Once every couple of months, my laptop tells me that its memory is almost full. Everything starts moving slower, and I get more and more reminders as time goes by (and I'm notorious for waiting forever to fix the problem). While many of my memory problems are a result of the almost 50 gigabytes of music I have on my computer, the majority comes from somewhere else—thousands upon thousands of photos.
For as long as I can remember, I've always had a camera pressed to my face, from the days when I would only use disposable cameras to my current high-powered DSLR. I'm not sure what specifically drew me to photography, though it probably stems from my need to express myself artistically without drawing or painting.
It's an incredible medium, and you can do so much with it. My favorite photo in the world is "Dali Atomicus" by Phillipe Halsman. It's this insane black-and-white photo with suspended wooden furniture, cats and water flying through the air, and Salvador Dali jumping in the background. Halsman said it took him 28 tries to get everything perfect. Imagine having to throw cats and water and jump 28 times in a row.
That, to me, is more exciting than spending five hours working on one painting. You get to record light in the blink of an eye, whereas with painting and drawing, you have to sit in one spot for hours creating and recreating, drawing and redrawing one line. I'm not saying that you won't spend hours trying to get the perfect shot, but at the end of everything, you have more to choose from.
Photography may seem like an easy skill to learn, and if you understand the basic concept of "hit the shutter button and you take a picture," then yeah, it probably is. But really learning photography takes a long time, and you may never perfect your skill. I've taken numerous photography classes and have read many articles, and I'm still not as good as I could be. Sometimes, it takes a while for me to be satisfied with the shots I take. Like everything, sometimes photography is about taking a step back, breathing and then trying again.
Another wonderful aspect of photography is that you don't have to be particularly inspired. Sure, inspiration makes many a great photo, but really the key to being a good photographer is seeing. Elliott Erwitt once said: "To me, photography is an art of observation. It's about finding something interesting in an ordinary place. ... I've found it has little to do with the things you see and everything to do with the way you see them."

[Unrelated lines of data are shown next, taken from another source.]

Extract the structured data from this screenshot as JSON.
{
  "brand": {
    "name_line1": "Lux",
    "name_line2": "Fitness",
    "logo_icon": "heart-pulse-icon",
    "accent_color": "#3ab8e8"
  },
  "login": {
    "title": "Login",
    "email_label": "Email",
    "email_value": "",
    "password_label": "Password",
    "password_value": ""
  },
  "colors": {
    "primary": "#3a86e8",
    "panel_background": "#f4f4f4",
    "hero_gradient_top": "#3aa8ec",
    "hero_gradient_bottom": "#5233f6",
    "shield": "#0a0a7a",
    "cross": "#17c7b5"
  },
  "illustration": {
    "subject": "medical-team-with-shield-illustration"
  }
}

If you see something cool, take a photo. A friend once told me that she doesn't understand photographers who never seem to have their camera with them; who never see the perfect shots in front of them.
I've told people before that I think being a millennial is neat because many of us remember what it was like when everything was analog, but we also saw the birth of modern technology. Those who were born around the time I was are young enough to integrate themselves in technology, but we also remember that there are things to do outside of texting on a cell phone. Many of us even watched the death of film photography. I remember that for photography in high school, we had to buy a film camera, and I bought a nice Canon Rebel 35mm. But when I took photography at Hinds Community College, film cameras had all but disappeared, so I ordered an antique camera from Amazon.

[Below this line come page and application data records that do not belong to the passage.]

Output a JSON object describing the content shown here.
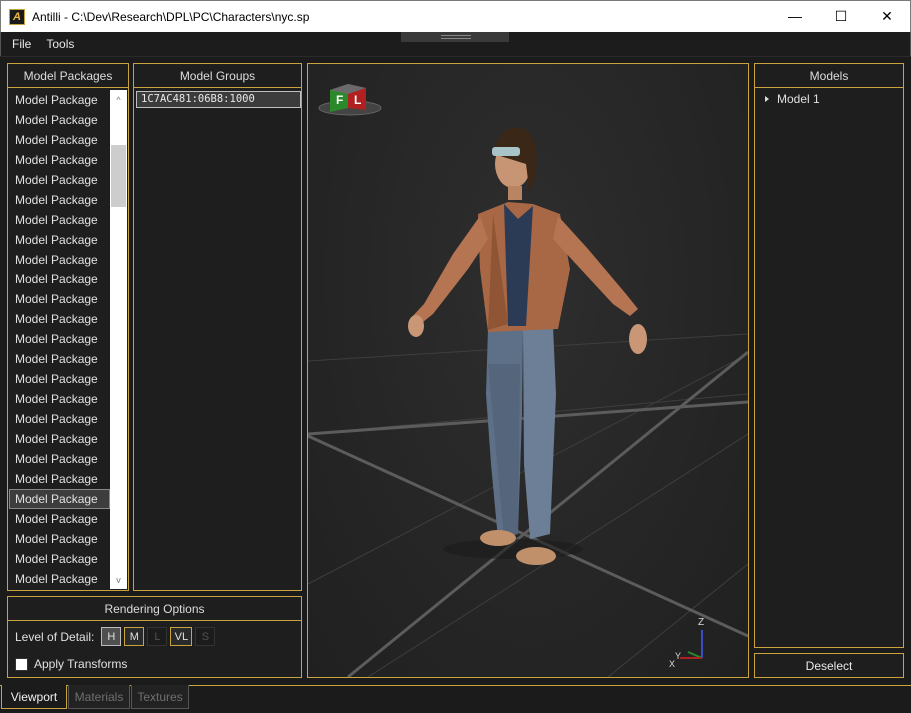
{
  "window": {
    "title": "Antilli - C:\\Dev\\Research\\DPL\\PC\\Characters\\nyc.sp",
    "app_icon": "A",
    "minimize_icon": "—",
    "maximize_icon": "☐",
    "close_icon": "✕"
  },
  "menu": {
    "file": "File",
    "tools": "Tools"
  },
  "model_packages": {
    "header": "Model Packages",
    "items": [
      "Model Package",
      "Model Package",
      "Model Package",
      "Model Package",
      "Model Package",
      "Model Package",
      "Model Package",
      "Model Package",
      "Model Package",
      "Model Package",
      "Model Package",
      "Model Package",
      "Model Package",
      "Model Package",
      "Model Package",
      "Model Package",
      "Model Package",
      "Model Package",
      "Model Package",
      "Model Package",
      "Model Package",
      "Model Package",
      "Model Package",
      "Model Package",
      "Model Package"
    ],
    "selected_index": 20,
    "scroll_up": "^",
    "scroll_down": "v"
  },
  "model_groups": {
    "header": "Model Groups",
    "items": [
      "1C7AC481:06B8:1000"
    ]
  },
  "rendering_options": {
    "header": "Rendering Options",
    "lod_label": "Level of Detail:",
    "lod": {
      "h": "H",
      "m": "M",
      "l": "L",
      "vl": "VL",
      "s": "S"
    },
    "apply_transforms": "Apply Transforms"
  },
  "viewport": {
    "cube_front": "F",
    "cube_left": "L",
    "axis_z": "Z",
    "axis_y": "Y",
    "axis_x": "X"
  },
  "models": {
    "header": "Models",
    "items": [
      "Model 1"
    ],
    "deselect": "Deselect"
  },
  "tabs": {
    "viewport": "Viewport",
    "materials": "Materials",
    "textures": "Textures"
  },
  "colors": {
    "accent": "#c9a43e",
    "background": "#1b1b1b",
    "panel": "#1e1e1e"
  }
}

Though I've done more digital work in my lifetime, I can still remember the basics of a darkroom. Any time I smell vinegar, I remember passing photographic paper through chemical baths and washes, the dimness of the safety lights as I developed photos, watching as an image came from almost nothing. Not that I don't love digital. It's much easier, and it's instant. I don't have to fumble around in pitch-black darkness trying to wind a roll of film onto the reel or see spots when I finally turn on the overhead lights afterward. But if I had the money and space, I'd buy darkroom equipment and rediscover my love of film.
Technology lends itself well to photography, especially apps like Instagram. I can now take a photo and instantly show it to people, whether it be silly, serious or a photo of my food. I don't necessarily consider that true photography, though, because to me, photography is about more than pushing a button. Now, photographers post some incredible photos, and many do it with just an iPhone, and that's cool. But I think anyone who really and truly loves photography should really learn the skills behind it. The only way to really understand something is to see where it comes from. A button on a home screen can only do so much. If you really want to do something worthwhile, you have to learn how to use a real camera, with a manual function for aperture, shutter speed, white balance and ISO.

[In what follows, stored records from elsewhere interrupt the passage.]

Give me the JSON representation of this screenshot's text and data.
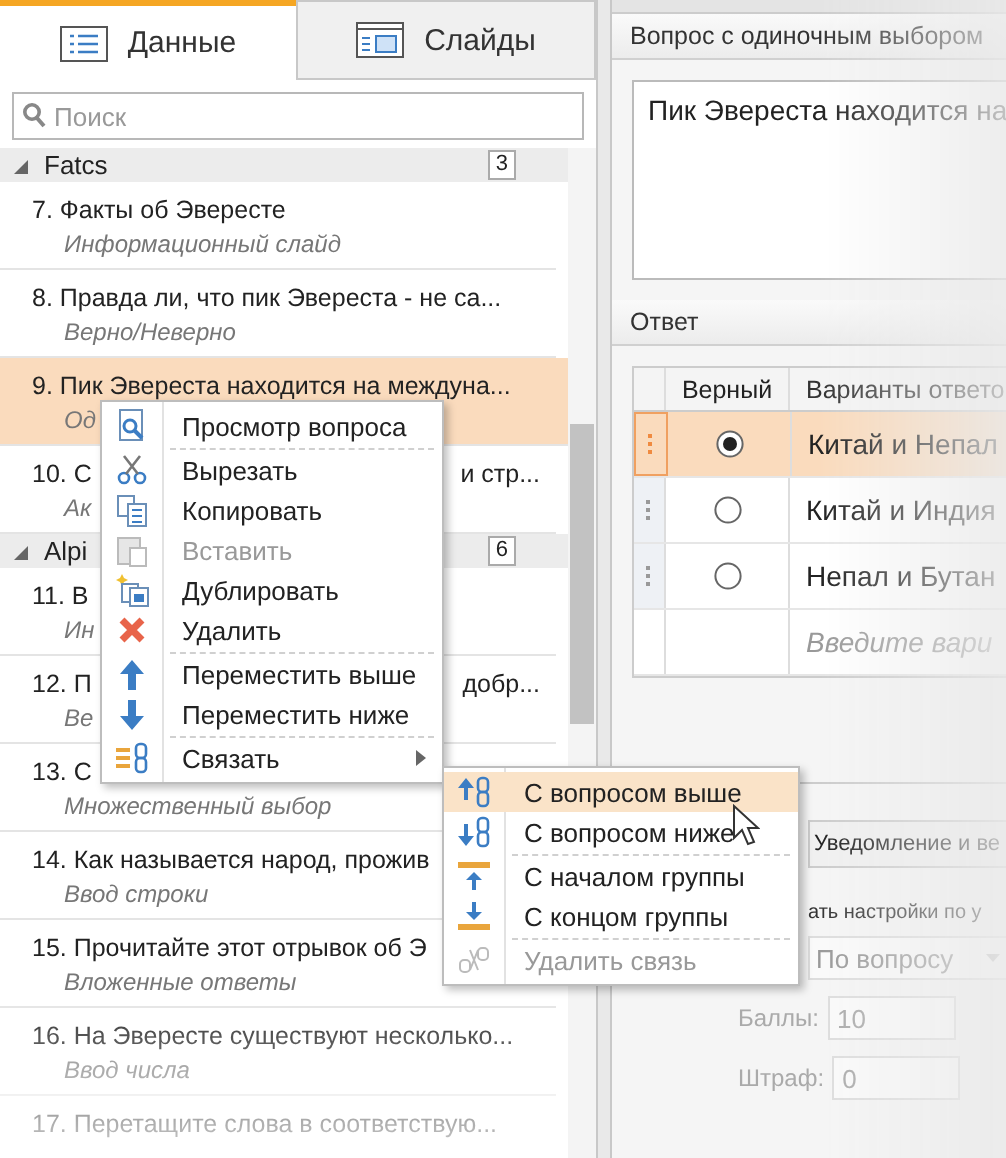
{
  "tabs": [
    {
      "label": "Данные",
      "selected": true
    },
    {
      "label": "Слайды",
      "selected": false
    }
  ],
  "search": {
    "placeholder": "Поиск"
  },
  "groups": [
    {
      "name": "Fatcs",
      "count": "3",
      "expanded": true,
      "items": [
        {
          "title": "7. Факты об Эвересте",
          "subtitle": "Информационный слайд",
          "selected": false
        },
        {
          "title": "8. Правда ли, что пик Эвереста - не са...",
          "subtitle": "Верно/Неверно",
          "selected": false
        },
        {
          "title": "9. Пик Эвереста находится на междуна...",
          "subtitle": "Од",
          "selected": true
        },
        {
          "title": "10. С",
          "title_end": "и стр...",
          "subtitle": "Ак",
          "selected": false
        }
      ]
    },
    {
      "name": "Alpi",
      "count": "6",
      "expanded": true,
      "items": [
        {
          "title": "11. В",
          "subtitle": "Ин",
          "selected": false
        },
        {
          "title": "12. П",
          "title_end": "добр...",
          "subtitle": "Ве",
          "selected": false
        },
        {
          "title": "13. С",
          "subtitle": "Множественный выбор",
          "selected": false
        },
        {
          "title": "14. Как называется народ, прожив",
          "subtitle": "Ввод строки",
          "selected": false
        },
        {
          "title": "15. Прочитайте этот отрывок об Э",
          "subtitle": "Вложенные ответы",
          "selected": false
        },
        {
          "title": "16. На Эвересте существуют несколько...",
          "subtitle": "Ввод числа",
          "selected": false
        },
        {
          "title": "17. Перетащите слова в соответствую...",
          "selected": false
        }
      ]
    }
  ],
  "context_menu": {
    "items": [
      {
        "kind": "item",
        "label": "Просмотр вопроса",
        "disabled": false
      },
      {
        "kind": "separator"
      },
      {
        "kind": "item",
        "label": "Вырезать",
        "disabled": false
      },
      {
        "kind": "item",
        "label": "Копировать",
        "disabled": false
      },
      {
        "kind": "item",
        "label": "Вставить",
        "disabled": true
      },
      {
        "kind": "item",
        "label": "Дублировать",
        "disabled": false
      },
      {
        "kind": "item",
        "label": "Удалить",
        "disabled": false
      },
      {
        "kind": "separator"
      },
      {
        "kind": "item",
        "label": "Переместить выше",
        "disabled": false
      },
      {
        "kind": "item",
        "label": "Переместить ниже",
        "disabled": false
      },
      {
        "kind": "separator"
      },
      {
        "kind": "item",
        "label": "Связать",
        "disabled": false,
        "has_submenu": true
      }
    ]
  },
  "submenu": {
    "items": [
      {
        "kind": "item",
        "label": "С вопросом выше",
        "selected": true,
        "disabled": false
      },
      {
        "kind": "item",
        "label": "С вопросом ниже",
        "selected": false,
        "disabled": false
      },
      {
        "kind": "separator"
      },
      {
        "kind": "item",
        "label": "С началом группы",
        "selected": false,
        "disabled": false
      },
      {
        "kind": "item",
        "label": "С концом группы",
        "selected": false,
        "disabled": false
      },
      {
        "kind": "separator"
      },
      {
        "kind": "item",
        "label": "Удалить связь",
        "selected": false,
        "disabled": true
      }
    ]
  },
  "question": {
    "header": "Вопрос с одиночным выбором",
    "text": "Пик Эвереста находится на"
  },
  "answer": {
    "header": "Ответ",
    "columns": [
      "Верный",
      "Варианты ответо"
    ],
    "rows": [
      {
        "text": "Китай и Непал",
        "correct": true,
        "selected": true
      },
      {
        "text": "Китай и Индия",
        "correct": false,
        "selected": false
      },
      {
        "text": "Непал и Бутан",
        "correct": false,
        "selected": false
      }
    ],
    "placeholder": "Введите вари"
  },
  "feedback": {
    "tab": "Уведомление и ве"
  },
  "settings": {
    "label": "ать настройки по у",
    "dropdown": "По вопросу",
    "fields": [
      {
        "label": "Баллы:",
        "value": "10",
        "disabled": true
      },
      {
        "label": "Штраф:",
        "value": "0",
        "disabled": true
      }
    ]
  }
}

That's also why I think not everyone is a photographer, nor can every person in this world hope to be one. It takes work and vision, and a grander view of the world. There's more to life than taking photos of yourself or your food. I don't consider my Instagram photos art. They're just me goofing around, showing people my everyday life.
People criticize photographers for constantly having a camera pressed to their faces, and I've been criticized by people for constantly stopping to take a photo. I had a friend get mad at me in Scotland for doing that (in my defense, it's Scotland).
But the wonderful thing about photography is that you're still there. You're still in the moment. People think you're not enjoying it, but the truth is, you are. You're simultaneously taking in the scene in front of you and capturing concrete proof that you were there at that precise moment. That's why people often pay too much money for a wedding photographer. As you grow older with your husband, wife or partner, you will sometimes forget the good moments. It's nice to have something to remind you that you love this creature standing beside you, yammering on about dirty dishes.
Sometimes you have to remember to actually stop and take a look around you, yes, but what you get from a photo is a record of a memory. Our human memories fail us, but photos are forever (if you don't delete them). I, for one, would much rather be behind the lens than in front of it.